# Problem requirements
Every line containing "title" should be copied out. Go through the entries and find them.

━━━━━━━━━━━━━━━━

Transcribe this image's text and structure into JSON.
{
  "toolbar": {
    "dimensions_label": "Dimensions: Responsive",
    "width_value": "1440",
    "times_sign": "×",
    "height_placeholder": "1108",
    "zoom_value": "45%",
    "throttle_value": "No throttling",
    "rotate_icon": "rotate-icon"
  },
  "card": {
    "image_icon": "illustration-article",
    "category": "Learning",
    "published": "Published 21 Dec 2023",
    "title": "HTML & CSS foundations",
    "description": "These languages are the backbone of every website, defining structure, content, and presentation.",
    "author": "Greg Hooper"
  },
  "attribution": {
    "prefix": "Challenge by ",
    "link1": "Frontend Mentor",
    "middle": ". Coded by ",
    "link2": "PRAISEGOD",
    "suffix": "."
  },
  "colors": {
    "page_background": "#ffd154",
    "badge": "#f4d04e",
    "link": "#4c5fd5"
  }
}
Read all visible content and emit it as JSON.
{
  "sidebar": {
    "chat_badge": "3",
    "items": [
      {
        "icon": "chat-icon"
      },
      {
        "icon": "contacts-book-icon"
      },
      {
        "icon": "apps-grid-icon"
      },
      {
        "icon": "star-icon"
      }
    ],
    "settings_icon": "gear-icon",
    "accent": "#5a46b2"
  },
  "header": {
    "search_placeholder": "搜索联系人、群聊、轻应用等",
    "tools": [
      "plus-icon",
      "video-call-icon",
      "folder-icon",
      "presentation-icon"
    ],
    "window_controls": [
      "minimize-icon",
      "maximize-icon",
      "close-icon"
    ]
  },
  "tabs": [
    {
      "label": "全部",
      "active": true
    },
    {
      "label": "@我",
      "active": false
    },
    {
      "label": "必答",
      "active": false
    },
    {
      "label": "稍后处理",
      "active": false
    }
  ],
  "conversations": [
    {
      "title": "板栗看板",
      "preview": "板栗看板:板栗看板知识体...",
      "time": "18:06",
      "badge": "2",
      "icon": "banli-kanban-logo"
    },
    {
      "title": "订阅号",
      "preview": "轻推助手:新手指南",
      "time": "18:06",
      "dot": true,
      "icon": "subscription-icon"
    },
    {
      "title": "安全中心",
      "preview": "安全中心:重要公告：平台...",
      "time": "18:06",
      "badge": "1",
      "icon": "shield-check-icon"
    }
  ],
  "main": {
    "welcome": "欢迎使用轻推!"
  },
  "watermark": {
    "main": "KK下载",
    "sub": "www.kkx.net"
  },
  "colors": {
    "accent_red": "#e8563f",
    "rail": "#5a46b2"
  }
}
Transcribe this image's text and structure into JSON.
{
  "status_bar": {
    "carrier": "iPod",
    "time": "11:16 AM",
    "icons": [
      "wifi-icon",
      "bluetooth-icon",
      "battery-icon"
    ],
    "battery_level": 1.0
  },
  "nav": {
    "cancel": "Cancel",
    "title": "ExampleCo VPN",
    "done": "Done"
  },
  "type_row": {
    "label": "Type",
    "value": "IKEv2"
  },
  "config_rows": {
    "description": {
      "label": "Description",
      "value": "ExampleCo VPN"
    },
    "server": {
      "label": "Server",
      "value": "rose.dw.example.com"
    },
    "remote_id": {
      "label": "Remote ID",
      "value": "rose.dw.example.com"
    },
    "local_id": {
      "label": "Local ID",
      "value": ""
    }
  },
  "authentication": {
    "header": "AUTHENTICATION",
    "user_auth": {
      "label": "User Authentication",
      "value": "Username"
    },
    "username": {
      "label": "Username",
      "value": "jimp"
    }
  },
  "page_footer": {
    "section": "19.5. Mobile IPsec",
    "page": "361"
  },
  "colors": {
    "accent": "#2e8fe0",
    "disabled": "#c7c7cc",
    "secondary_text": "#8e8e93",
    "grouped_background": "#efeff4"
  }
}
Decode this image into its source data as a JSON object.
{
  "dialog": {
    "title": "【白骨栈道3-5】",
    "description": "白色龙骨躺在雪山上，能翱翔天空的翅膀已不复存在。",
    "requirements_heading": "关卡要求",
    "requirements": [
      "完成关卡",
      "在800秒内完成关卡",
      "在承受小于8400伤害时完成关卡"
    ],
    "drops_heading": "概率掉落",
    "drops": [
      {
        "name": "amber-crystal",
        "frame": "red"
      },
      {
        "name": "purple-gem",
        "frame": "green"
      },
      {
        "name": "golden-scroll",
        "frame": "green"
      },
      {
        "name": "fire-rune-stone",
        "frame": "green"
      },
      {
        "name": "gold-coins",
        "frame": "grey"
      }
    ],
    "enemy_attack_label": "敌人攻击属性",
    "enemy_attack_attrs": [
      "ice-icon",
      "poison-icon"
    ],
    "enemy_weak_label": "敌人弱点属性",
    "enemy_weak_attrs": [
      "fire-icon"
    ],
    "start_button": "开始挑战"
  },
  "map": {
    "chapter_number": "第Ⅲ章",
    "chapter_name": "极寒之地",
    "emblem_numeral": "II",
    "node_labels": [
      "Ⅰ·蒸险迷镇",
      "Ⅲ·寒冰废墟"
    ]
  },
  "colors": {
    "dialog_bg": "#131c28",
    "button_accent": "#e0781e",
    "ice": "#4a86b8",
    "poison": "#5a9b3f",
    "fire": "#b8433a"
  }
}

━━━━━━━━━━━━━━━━

# Completed exercise
    "title": "HTML & CSS foundations",
      "title": "板栗看板",
      "title": "订阅号",
      "title": "安全中心",
    "title": "ExampleCo VPN",
    "title": "【白骨栈道3-5】",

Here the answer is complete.